* [Data records]:

╔══

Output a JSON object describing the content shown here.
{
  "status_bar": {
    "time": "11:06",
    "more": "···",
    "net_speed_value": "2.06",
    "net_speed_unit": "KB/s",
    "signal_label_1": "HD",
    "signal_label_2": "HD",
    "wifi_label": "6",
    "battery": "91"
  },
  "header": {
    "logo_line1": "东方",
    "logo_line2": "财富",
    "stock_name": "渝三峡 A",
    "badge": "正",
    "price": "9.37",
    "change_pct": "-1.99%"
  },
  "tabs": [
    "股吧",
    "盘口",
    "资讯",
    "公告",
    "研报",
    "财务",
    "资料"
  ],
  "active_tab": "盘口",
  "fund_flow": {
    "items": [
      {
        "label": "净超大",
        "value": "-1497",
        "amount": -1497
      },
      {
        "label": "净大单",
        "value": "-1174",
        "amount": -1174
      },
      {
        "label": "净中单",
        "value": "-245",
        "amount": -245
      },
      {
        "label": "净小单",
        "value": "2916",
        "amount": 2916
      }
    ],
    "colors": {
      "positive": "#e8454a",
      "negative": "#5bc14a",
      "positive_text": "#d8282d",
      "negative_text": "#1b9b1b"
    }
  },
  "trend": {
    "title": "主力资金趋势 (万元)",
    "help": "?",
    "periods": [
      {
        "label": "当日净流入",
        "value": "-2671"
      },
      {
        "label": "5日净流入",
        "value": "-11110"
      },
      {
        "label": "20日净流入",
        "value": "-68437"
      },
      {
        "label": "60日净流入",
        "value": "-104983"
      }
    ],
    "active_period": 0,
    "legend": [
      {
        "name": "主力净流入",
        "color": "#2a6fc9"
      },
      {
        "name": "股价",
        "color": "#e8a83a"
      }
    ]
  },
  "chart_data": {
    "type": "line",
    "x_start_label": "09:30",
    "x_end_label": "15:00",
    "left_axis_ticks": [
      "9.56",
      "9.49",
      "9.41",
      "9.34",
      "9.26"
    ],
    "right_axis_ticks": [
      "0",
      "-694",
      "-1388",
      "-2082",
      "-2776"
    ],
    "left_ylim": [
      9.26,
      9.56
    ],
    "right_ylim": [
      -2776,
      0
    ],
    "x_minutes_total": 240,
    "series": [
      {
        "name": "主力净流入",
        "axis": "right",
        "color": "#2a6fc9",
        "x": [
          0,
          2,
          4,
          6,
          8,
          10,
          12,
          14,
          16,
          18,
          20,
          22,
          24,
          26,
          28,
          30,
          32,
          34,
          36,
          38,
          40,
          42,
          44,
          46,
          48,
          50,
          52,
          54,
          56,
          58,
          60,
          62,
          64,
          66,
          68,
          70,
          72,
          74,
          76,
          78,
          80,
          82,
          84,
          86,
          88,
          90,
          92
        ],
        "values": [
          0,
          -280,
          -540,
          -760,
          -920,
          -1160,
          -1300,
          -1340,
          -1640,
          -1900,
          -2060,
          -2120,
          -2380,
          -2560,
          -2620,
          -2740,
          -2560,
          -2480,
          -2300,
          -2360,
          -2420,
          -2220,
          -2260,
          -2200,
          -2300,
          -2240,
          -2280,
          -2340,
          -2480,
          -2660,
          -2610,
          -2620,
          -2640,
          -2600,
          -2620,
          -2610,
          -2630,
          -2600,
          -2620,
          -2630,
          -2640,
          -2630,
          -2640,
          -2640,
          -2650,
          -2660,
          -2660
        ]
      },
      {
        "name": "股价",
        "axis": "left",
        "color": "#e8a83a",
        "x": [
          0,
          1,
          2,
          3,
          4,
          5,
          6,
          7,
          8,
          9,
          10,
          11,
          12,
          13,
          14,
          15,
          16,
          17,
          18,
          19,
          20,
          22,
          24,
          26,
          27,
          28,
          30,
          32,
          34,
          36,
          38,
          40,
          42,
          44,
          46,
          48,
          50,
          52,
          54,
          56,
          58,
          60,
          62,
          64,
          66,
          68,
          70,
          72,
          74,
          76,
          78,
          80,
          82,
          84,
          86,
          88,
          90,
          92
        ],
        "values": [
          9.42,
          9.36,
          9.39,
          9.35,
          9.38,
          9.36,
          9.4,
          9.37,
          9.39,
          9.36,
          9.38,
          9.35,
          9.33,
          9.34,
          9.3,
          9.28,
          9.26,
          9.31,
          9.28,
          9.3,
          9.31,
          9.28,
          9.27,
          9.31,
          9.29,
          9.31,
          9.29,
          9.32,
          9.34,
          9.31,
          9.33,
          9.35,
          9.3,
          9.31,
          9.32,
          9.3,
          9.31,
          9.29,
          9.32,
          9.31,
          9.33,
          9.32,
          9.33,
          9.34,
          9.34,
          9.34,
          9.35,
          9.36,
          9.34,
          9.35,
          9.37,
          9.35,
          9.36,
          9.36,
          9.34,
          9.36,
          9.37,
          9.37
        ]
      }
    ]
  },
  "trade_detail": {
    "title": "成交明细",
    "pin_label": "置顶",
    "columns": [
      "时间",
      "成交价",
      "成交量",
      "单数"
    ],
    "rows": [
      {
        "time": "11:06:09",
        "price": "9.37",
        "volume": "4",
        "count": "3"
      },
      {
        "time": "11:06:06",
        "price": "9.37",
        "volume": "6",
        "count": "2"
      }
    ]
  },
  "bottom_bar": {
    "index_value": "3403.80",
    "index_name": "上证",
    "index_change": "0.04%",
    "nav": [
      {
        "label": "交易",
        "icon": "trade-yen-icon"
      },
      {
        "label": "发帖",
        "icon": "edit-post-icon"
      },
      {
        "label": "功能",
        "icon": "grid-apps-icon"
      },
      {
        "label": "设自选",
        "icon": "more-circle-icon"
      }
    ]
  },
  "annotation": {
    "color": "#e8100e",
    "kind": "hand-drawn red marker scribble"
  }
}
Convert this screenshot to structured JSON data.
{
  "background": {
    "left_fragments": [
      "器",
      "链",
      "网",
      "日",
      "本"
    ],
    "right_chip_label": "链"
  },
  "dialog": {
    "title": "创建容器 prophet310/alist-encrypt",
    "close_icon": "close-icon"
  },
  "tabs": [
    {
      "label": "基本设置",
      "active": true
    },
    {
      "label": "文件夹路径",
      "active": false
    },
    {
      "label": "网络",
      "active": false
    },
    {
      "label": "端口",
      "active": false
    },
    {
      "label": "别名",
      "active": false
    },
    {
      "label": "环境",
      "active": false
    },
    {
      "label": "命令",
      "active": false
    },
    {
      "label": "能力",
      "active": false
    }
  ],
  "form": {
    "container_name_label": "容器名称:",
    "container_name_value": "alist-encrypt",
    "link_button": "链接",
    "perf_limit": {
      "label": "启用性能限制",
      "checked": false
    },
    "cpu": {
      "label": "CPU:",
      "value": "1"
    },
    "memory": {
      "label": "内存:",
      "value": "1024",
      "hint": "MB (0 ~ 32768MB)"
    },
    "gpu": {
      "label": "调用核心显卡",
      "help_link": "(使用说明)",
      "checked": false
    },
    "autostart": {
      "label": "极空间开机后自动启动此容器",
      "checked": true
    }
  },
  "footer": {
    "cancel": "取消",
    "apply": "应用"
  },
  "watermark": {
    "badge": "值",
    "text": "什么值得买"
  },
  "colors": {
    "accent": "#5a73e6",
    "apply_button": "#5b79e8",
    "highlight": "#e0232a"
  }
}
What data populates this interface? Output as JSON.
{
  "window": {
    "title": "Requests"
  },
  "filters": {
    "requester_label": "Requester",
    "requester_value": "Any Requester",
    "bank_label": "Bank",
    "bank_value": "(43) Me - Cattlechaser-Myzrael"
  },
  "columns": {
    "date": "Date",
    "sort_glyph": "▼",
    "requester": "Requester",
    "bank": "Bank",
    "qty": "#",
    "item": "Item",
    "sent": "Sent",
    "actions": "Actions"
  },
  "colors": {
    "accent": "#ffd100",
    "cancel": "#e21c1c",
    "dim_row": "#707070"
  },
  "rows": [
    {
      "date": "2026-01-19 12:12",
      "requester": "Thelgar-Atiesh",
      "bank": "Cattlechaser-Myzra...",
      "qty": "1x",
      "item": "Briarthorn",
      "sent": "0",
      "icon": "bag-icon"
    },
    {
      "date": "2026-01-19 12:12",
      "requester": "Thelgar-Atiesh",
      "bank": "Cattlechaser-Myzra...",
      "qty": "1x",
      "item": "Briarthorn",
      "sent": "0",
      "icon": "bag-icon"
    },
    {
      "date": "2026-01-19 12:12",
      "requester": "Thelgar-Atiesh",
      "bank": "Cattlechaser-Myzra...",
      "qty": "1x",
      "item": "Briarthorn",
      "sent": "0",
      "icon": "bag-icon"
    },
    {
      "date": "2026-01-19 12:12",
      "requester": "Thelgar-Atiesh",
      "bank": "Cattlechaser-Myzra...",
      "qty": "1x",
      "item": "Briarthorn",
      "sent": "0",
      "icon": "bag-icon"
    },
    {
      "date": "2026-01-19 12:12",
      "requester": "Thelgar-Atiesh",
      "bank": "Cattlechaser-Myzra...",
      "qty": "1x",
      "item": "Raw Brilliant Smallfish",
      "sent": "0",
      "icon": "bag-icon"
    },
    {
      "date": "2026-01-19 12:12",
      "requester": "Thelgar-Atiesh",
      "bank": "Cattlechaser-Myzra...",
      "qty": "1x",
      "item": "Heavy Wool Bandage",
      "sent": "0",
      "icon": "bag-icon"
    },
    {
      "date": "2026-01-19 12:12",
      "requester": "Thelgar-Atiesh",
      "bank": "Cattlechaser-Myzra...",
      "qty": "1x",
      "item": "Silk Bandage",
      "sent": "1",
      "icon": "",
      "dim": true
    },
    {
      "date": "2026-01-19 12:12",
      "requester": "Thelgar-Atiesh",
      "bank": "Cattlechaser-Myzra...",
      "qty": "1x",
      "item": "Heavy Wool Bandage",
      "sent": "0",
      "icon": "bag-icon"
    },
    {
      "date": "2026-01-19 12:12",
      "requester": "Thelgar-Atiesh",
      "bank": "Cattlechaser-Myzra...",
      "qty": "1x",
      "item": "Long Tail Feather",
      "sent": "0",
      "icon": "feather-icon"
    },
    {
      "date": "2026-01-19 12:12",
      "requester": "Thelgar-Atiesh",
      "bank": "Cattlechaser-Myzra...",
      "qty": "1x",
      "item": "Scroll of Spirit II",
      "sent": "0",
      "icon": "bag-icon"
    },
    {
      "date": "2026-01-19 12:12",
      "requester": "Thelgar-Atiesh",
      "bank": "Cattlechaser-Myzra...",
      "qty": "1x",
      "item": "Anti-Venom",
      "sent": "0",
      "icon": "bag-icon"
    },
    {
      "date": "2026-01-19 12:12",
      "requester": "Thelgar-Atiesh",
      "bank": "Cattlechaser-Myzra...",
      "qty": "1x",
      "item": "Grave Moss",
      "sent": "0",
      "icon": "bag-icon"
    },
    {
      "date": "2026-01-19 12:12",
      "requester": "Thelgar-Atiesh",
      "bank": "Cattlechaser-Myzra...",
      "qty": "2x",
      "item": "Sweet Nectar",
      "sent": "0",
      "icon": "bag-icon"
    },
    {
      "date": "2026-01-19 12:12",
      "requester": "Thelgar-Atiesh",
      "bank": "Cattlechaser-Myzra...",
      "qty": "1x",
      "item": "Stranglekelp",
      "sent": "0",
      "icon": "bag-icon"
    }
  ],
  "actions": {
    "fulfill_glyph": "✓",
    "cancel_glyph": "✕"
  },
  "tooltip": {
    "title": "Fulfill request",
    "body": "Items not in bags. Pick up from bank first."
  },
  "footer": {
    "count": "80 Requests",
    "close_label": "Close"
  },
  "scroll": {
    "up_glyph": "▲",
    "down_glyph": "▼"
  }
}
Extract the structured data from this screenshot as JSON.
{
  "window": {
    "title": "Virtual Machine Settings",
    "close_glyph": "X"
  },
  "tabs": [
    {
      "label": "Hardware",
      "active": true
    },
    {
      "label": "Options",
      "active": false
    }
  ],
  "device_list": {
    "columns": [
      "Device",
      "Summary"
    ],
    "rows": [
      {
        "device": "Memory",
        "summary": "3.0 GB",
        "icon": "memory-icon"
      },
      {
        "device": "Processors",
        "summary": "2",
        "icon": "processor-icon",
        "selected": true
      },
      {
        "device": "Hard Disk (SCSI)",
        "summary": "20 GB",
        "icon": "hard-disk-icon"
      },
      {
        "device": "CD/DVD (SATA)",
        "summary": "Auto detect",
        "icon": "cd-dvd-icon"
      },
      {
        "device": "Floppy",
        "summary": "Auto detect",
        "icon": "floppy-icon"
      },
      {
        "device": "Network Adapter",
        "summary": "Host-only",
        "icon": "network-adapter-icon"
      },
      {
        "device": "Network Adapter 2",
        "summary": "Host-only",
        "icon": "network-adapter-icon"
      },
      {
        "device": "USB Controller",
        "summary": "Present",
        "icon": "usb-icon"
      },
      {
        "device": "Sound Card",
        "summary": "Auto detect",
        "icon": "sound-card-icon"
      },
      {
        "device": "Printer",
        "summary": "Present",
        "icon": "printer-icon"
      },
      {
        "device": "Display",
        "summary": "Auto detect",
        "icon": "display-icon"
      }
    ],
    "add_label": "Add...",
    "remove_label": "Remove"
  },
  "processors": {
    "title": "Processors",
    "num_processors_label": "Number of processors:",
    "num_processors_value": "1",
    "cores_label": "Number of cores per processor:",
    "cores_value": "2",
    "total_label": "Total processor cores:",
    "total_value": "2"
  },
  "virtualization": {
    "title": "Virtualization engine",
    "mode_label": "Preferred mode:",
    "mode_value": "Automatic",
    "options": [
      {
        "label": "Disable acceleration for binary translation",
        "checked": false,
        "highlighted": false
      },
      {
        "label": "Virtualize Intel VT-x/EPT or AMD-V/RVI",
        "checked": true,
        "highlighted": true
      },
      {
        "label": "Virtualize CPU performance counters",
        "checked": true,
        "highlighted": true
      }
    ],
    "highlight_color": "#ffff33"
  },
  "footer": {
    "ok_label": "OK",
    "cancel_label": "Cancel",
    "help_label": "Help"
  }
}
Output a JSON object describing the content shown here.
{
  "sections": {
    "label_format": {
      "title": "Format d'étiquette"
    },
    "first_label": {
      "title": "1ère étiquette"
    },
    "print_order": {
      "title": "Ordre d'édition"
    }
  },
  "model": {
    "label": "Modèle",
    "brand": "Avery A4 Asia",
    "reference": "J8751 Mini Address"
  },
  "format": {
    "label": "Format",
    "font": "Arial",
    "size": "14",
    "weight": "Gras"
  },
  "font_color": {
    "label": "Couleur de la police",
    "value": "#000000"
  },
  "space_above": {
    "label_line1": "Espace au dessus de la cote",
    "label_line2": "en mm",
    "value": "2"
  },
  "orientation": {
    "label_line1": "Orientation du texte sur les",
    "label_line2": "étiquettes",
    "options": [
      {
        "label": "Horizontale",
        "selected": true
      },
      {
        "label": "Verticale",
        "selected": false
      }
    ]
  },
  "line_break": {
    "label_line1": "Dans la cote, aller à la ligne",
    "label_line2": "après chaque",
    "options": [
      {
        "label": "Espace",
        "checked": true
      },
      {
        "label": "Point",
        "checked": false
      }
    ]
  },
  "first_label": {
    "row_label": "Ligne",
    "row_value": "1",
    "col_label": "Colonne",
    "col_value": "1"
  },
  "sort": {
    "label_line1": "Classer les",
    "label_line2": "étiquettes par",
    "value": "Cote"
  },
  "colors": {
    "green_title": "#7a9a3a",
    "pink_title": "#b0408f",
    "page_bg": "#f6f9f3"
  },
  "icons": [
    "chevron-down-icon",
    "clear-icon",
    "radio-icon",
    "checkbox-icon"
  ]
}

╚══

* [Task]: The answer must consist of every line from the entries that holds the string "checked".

* [Solved problem]:
      "checked": false
      "checked": false
      "checked": true
        "checked": false,
        "checked": true,
        "checked": true,
        "checked": true
        "checked": false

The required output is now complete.